Approach 1: Incremental Action
Governors should create a new cabinet position so this way the Secretary of Charters wouldn’t be subservient to the Secretary of Education.
The funding for the Charter Department should be based on demand.
In every state there is currently more students who want to go to charter schools than there are spots to fill them therefore unfortunately their future has to be put in a lottery — evidence again charter schools perform better unless you believe self-licking academic papers know better than millions of parents for what’s best for their own children — therefore, so long as there is a lottery then the department’s budget should increase!
And then this way instead of ridiculously making charter schools ask school districts and/or Board of Educations for permission to compete against them, which about 32 states require, they’d apply to this independent charter department for permission as it’s done in 10 states.
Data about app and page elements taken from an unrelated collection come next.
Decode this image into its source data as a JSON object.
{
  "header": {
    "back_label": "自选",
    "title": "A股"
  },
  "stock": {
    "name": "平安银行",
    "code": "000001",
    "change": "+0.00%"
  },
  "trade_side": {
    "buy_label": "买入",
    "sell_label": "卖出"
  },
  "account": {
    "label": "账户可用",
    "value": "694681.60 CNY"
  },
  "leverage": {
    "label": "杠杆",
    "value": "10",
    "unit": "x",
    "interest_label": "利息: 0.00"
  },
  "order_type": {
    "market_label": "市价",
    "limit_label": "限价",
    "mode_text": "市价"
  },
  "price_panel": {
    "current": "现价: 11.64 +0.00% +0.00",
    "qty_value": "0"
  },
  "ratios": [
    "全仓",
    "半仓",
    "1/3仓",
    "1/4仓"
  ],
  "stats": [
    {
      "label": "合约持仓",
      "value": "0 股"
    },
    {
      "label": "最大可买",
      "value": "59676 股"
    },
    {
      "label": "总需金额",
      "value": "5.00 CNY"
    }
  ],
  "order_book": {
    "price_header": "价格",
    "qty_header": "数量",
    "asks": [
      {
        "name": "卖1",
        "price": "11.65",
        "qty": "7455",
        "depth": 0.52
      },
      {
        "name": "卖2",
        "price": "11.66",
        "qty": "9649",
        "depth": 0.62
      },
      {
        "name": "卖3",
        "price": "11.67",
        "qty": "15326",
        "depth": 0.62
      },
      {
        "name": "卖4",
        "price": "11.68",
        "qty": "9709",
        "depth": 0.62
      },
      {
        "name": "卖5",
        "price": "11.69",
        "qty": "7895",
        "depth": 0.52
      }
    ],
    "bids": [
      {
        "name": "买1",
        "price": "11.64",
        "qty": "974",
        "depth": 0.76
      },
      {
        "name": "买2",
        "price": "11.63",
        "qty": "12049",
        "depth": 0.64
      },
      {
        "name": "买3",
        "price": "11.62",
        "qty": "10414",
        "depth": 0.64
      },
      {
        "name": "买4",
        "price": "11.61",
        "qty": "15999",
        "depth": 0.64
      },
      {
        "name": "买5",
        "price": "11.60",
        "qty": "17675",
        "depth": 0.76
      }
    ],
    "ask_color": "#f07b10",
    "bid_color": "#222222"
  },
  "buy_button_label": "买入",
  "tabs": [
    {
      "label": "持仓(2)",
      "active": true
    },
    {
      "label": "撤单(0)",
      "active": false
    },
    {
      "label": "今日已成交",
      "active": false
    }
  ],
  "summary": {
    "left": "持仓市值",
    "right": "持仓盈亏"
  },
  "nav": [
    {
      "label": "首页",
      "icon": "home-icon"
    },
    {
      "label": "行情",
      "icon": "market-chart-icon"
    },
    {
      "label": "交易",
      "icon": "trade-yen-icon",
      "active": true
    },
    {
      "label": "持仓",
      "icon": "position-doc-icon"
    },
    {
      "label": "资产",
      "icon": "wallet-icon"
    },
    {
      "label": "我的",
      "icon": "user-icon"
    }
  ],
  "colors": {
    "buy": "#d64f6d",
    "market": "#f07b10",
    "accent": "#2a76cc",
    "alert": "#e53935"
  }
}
Unfortunately, the Biden Administration sought to dangle $440 million dollars over charter schools to make them more subservient to school districts.
Parents should get at least 3 public school options so that, for example, they’d have their default school district, but then they could opt into a nearby district or charter school whereby schools should be required to accept at least 10% of students from outside their district because again the greatest indicator of a school’s success isn’t what academics say it is, but whether parents choose to put their greatest love there.
Approach 2: Bold Action
I highly recommend this for red states with the lowest high school graduation rates:
Texas (84% graduate)
What they’re doing clearly isn’t working so it’s about time they put their money where their mouth is by fully embracing school choice.
Make all public schools charter schools!
Obviously, you couldn’t just shut down every poorly performing public school as one would do with a charter that failed to meet its objectives so how it’d work is like with charters the state could set a 3-year objective where average test scores in reading, math, and civics must improve by say 3%. For every percentage above that a school’s staff could get a bonus and then if a school falls below 0% then everyone at that school should be fired, or more politely stated, “not rehired for the following school year,” and then some of the states top performing principles and teachers would be called in — at a hefty bonus — to rejuvenate it. The objective should be low enough so that only a few schools fall into this situation in any given year.
In order to increase accountability then not only would schools have to meet their objectives, but public-sector unions should obviously be abolished so that anyone in the hierarchy above can hire, fire, penalize, and promote anyone below.
I also believe in term limits so that, for example, if schools are judged on a 3-year basis then a term limit should be at most 3X that for any given job. They could move to a new role or school to restart the limit, but this would at least increase the system’s fluidity so no one gets too comfortable in a position of government power.
And even with traditional schools operating more like charter schools, we should still have a separate charter department to increase educational diversity.
And then even more boldly… the state should enact DEESA: Degree-by-Examination + Education Savings Accounts.
Here’s the general framework:
After 24 months, a graduate could come away with $0 debt in a high-need area. Amazing!
A DEESA graduate would know more than the average college graduate. Not hard.
With DEESA we’d see an explosion of learning as it’d pressure universities’ to increase their quality and decrease their costs.
And since a DEESA graduate could get their degree in 2 years it’d mean they’d make for an appealing job applicant as they could afford to accept lower pay and a lower position so that by the time the 4-year graduate finishes they’d be further ahead of them financially and proficiently.
In conclusion, whether it’s an incremental or bold approach to increase educational choice the only people who will be harmed by this is the establishment, particularly the Democratic Party, but the youth would undoubtedly benefit as it becomes more knowledgeable, rational, useful, innovative, and richer. But hey you gotta trans the kids so vote blue, bigot!